Monckton Chambers’ Piers Gardner single-handedly represented the shareholders throughout the battle. He was directly instructed for the entirety of the six-year case following Yukos’ liquidation (20 September 2011).
The Russian Federation turned to Brick Court Chambers silk Michael Swainston QC leading set-mates Paul Wright, Maya Lester and Stephen Midwinter while Devereux Chambers’ Timothy Brennan QC provided tax advice. Russia also instructed its counsel team directly.
The decade-long war between the oil giant and the Russian Federation began in 2003 when the government arrested former owner Mikhail Khodorkovsky for fraud and tax evasion. Yukos was eventually wound up in 2007 after declaring bankrupcy, with the majority of its assets expropriated to Rosneft, a company owned by an ally of Vladimir Putin.
Yukos argued that the state had unlawfully seized it after imposing unlawful taxes on the company. Today the ECHR ruled that Russia had imposed unlawful penalties on the company and unlawfully intefered with its rights under Article 1, Protocol 1 of the European Convention on Human Rights.

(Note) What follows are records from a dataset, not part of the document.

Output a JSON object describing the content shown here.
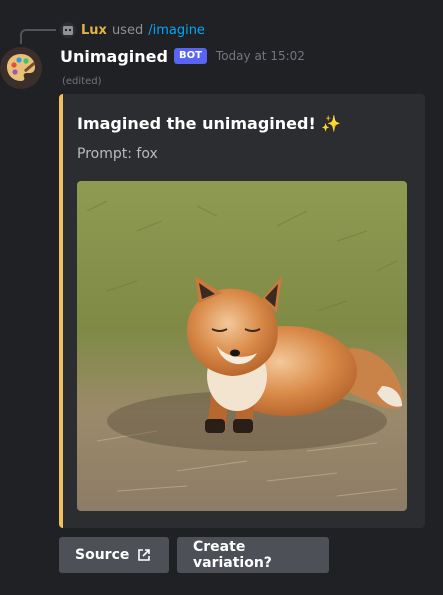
{
  "reply": {
    "user": "Lux",
    "used_text": "used",
    "command": "/imagine"
  },
  "message": {
    "author": "Unimagined",
    "badge": "BOT",
    "timestamp": "Today at 15:02",
    "edited": "(edited)"
  },
  "embed": {
    "title": "Imagined the unimagined! ✨",
    "description": "Prompt: fox",
    "accent_color": "#f0c060",
    "image_subject": "fox lying on grass"
  },
  "buttons": {
    "source_label": "Source",
    "source_icon": "external-link-icon",
    "variation_label": "Create variation?"
  }
}
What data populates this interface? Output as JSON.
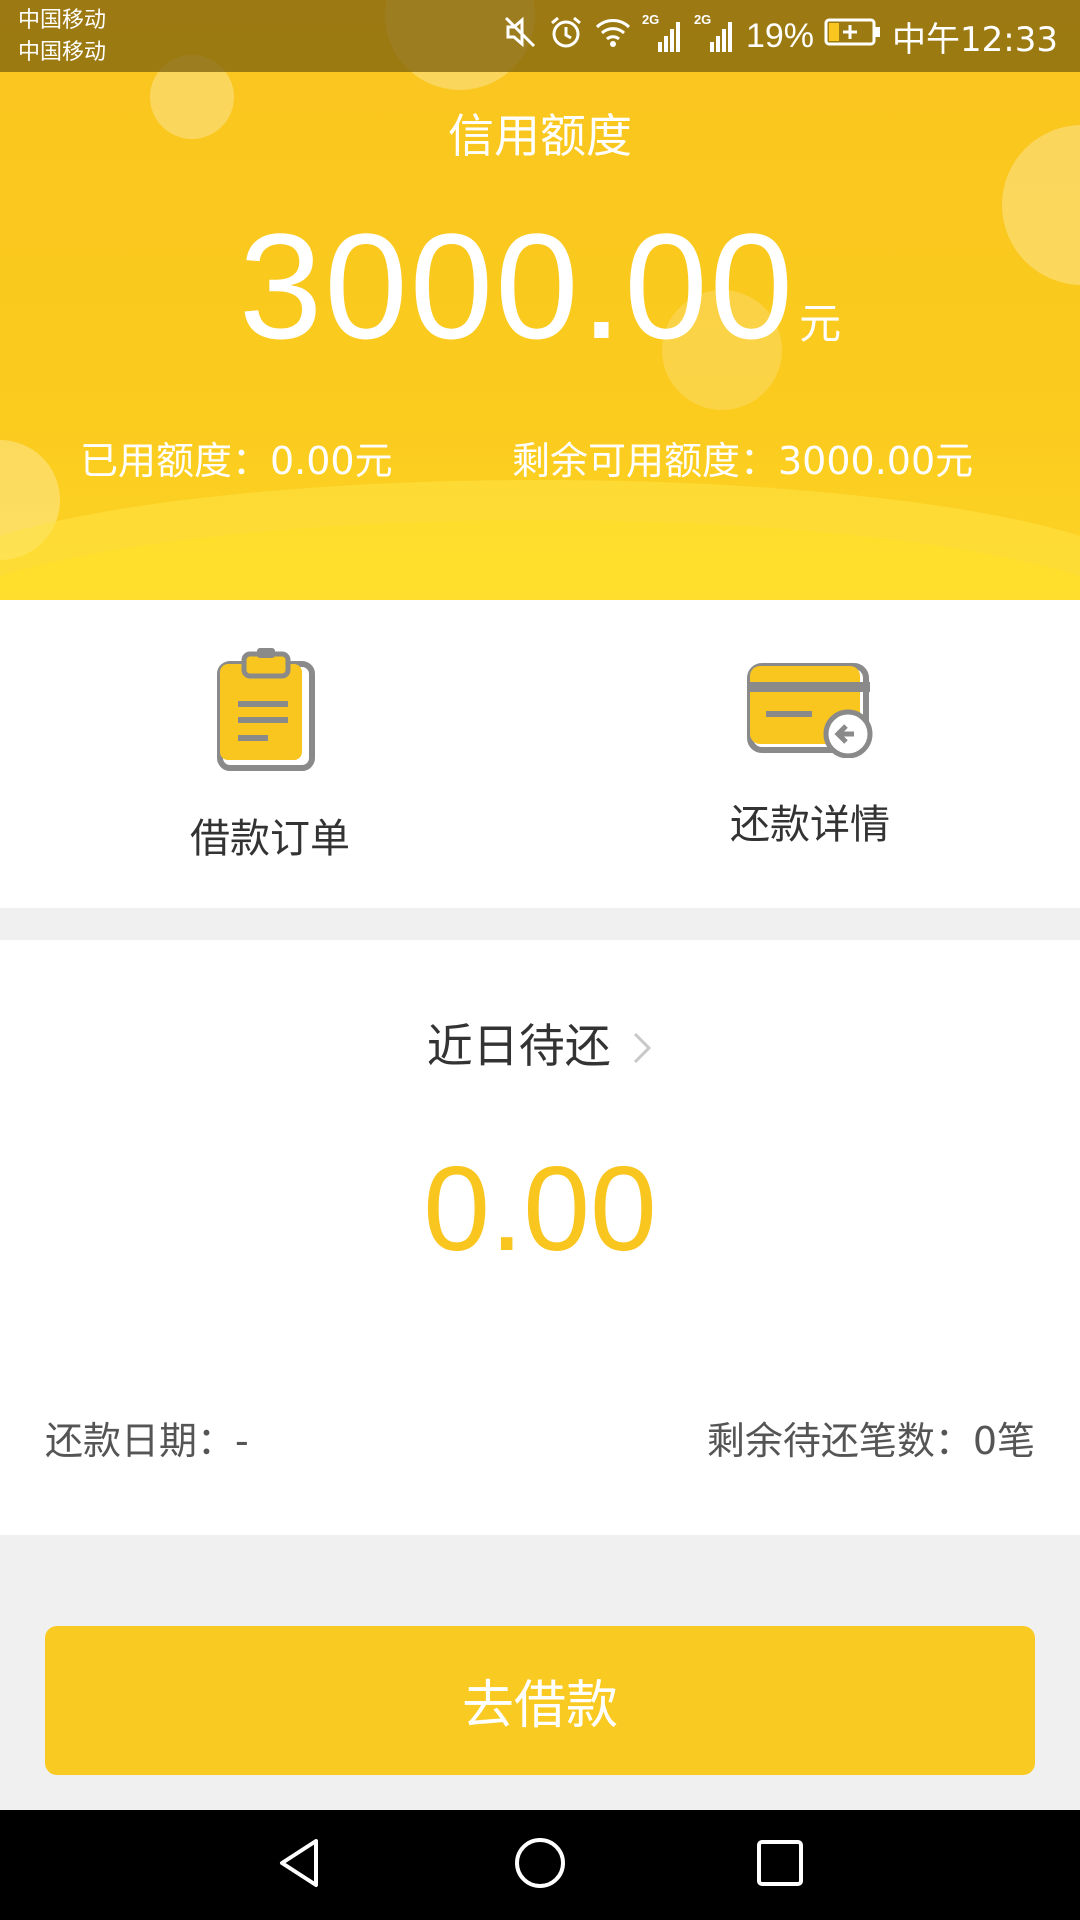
{
  "status_bar": {
    "carrier_1": "中国移动",
    "carrier_2": "中国移动",
    "battery_percent": "19%",
    "time": "中午12:33",
    "network_1": "2G",
    "network_2": "2G",
    "icons": [
      "mute-icon",
      "alarm-icon",
      "wifi-icon",
      "signal-icon",
      "signal-icon",
      "battery-charging-icon"
    ]
  },
  "credit": {
    "title": "信用额度",
    "amount": "3000.00",
    "unit": "元",
    "used_label": "已用额度：0.00元",
    "remaining_label": "剩余可用额度：3000.00元"
  },
  "actions": [
    {
      "label": "借款订单",
      "icon": "clipboard-icon"
    },
    {
      "label": "还款详情",
      "icon": "card-return-icon"
    }
  ],
  "recent": {
    "title": "近日待还",
    "amount": "0.00",
    "date_label": "还款日期：-",
    "count_label": "剩余待还笔数：0笔"
  },
  "borrow_button": {
    "label": "去借款"
  },
  "colors": {
    "accent": "#F9C51F",
    "text_dark": "#333333",
    "background": "#F0F0F0"
  }
}
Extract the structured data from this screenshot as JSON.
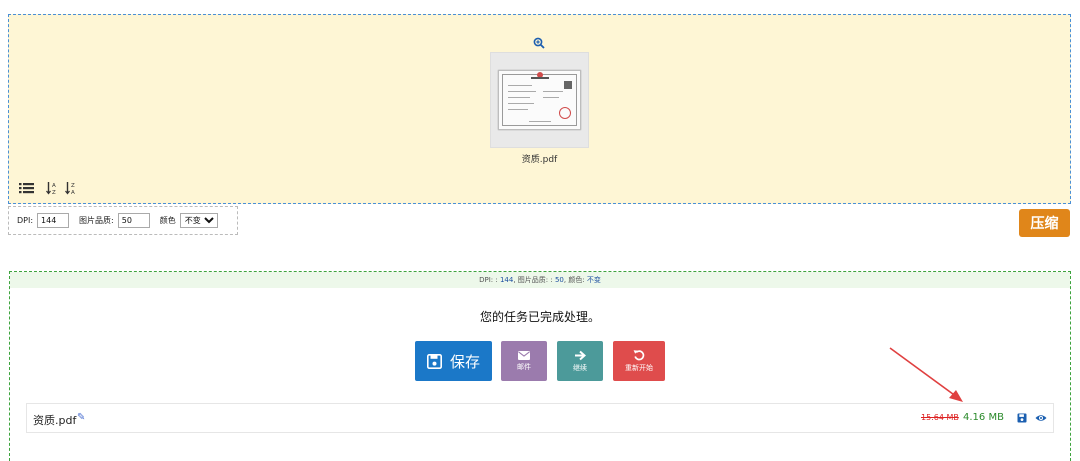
{
  "dropzone": {
    "file": {
      "name": "资质.pdf"
    },
    "icons": [
      "zoom-in-icon",
      "list-icon",
      "sort-az-icon",
      "sort-za-icon"
    ]
  },
  "options": {
    "dpi_label": "DPI:",
    "dpi_value": "144",
    "quality_label": "图片品质:",
    "quality_value": "50",
    "color_label": "颜色",
    "color_selected": "不变",
    "compress_label": "压缩",
    "compress_color": "#e0861a"
  },
  "result": {
    "settings_prefix_dpi": "DPI: :",
    "dpi": "144",
    "settings_quality": ", 图片品质: :",
    "quality": "50",
    "settings_color": ", 颜色:",
    "color": "不变",
    "message": "您的任务已完成处理。",
    "buttons": {
      "save": "保存",
      "mail": "邮件",
      "continue": "继续",
      "restart": "重新开始"
    },
    "file": {
      "name": "资质.pdf",
      "original_size": "15.64 MB",
      "new_size": "4.16 MB"
    }
  }
}
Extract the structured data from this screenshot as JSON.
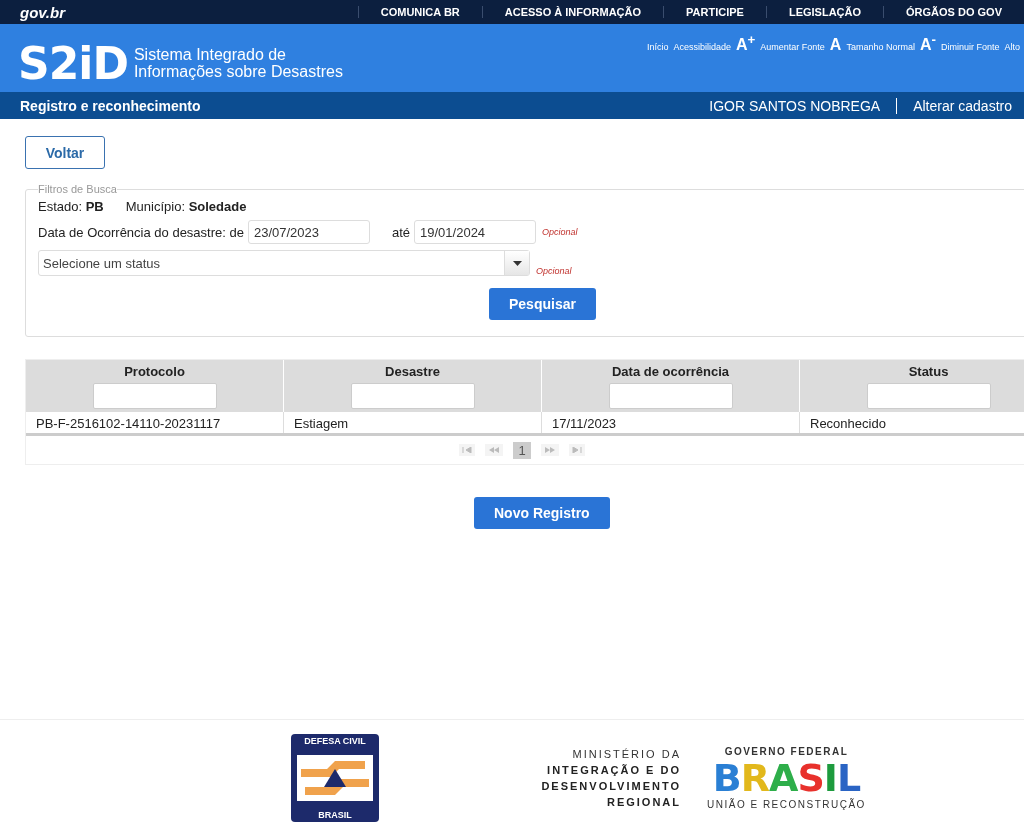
{
  "top_bar": {
    "logo": "gov.br",
    "links": [
      "COMUNICA BR",
      "ACESSO À INFORMAÇÃO",
      "PARTICIPE",
      "LEGISLAÇÃO",
      "ÓRGÃOS DO GOV"
    ]
  },
  "header": {
    "logo": "S2iD",
    "subtitle": [
      "Sistema Integrado de",
      "Informações sobre Desastres"
    ],
    "links": [
      {
        "label": "Início"
      },
      {
        "label": "Acessibilidade"
      },
      {
        "glyph": "A$^{+}$",
        "label": "Aumentar Fonte"
      },
      {
        "glyph": "A",
        "label": "Tamanho Normal"
      },
      {
        "glyph": "A$^{-}$",
        "label": "Diminuir Fonte"
      },
      {
        "label": "Alto"
      }
    ]
  },
  "sub_bar": {
    "title": "Registro e reconhecimento",
    "user": "IGOR SANTOS NOBREGA",
    "link": "Alterar cadastro"
  },
  "back_button": "Voltar",
  "filters": {
    "legend": "Filtros de Busca",
    "estado": "Estado: **PB**",
    "municipio": "Município: **Soledade**",
    "date_label": "Data de Ocorrência do desastre: de",
    "date_from": "23/07/2023",
    "until_label": "até",
    "date_to": "19/01/2024",
    "optional_date": "Opcional",
    "status_placeholder": "Selecione um status",
    "optional_status": "Opcional",
    "search_button": "Pesquisar"
  },
  "table": {
    "columns": [
      "Protocolo",
      "Desastre",
      "Data de ocorrência",
      "Status"
    ],
    "rows": [
      [
        "PB-F-2516102-14110-20231117",
        "Estiagem",
        "17/11/2023",
        "Reconhecido"
      ]
    ],
    "pages": [
      {
        "label": "1",
        "selected": true
      }
    ]
  },
  "new_button": "Novo Registro",
  "footer": {
    "defesa_civil": {
      "top": "DEFESA CIVIL",
      "bottom": "BRASIL"
    },
    "ministry": [
      "MINISTÉRIO DA",
      "INTEGRAÇÃO E DO",
      "DESENVOLVIMENTO",
      "REGIONAL"
    ],
    "government": {
      "top": "GOVERNO FEDERAL",
      "name": "BRASIL",
      "bottom": "UNIÃO E RECONSTRUÇÃO"
    }
  }
}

It is the second ECHR win in for Gardner, after the ECHR ruled that the Russian government had breached its rights in 2011 (20 September 2011). Then the court ruled that the Russian Federation had not abused its legal system in order to destroy the company. However the nine-judge panel found that Russia violated three articles of the European Convention on Human Rights.
In separate proceedings in the Hague this week Shearman & Sterling triumphed for shareholders when a Hague tribunal held that Russia’s actions amounted to an “unlawful expropriation” and that the country had breached its obligations under the Energy Charter Treaty.
Russia was ordered to pay $50bn in damages to Yukos shareholders and 75 per cent of the $80m in fees charged by Shearman over the nine-year arbitration.
The company was a major Russian taxpayer whose primary subsidiary once produced the same amount of oil as the whole of Libya. Khodorkovsky, once Russia’s richest man, spent 10 years in jail after being convicted of fraud and tax evasion. He was not part of the legal action.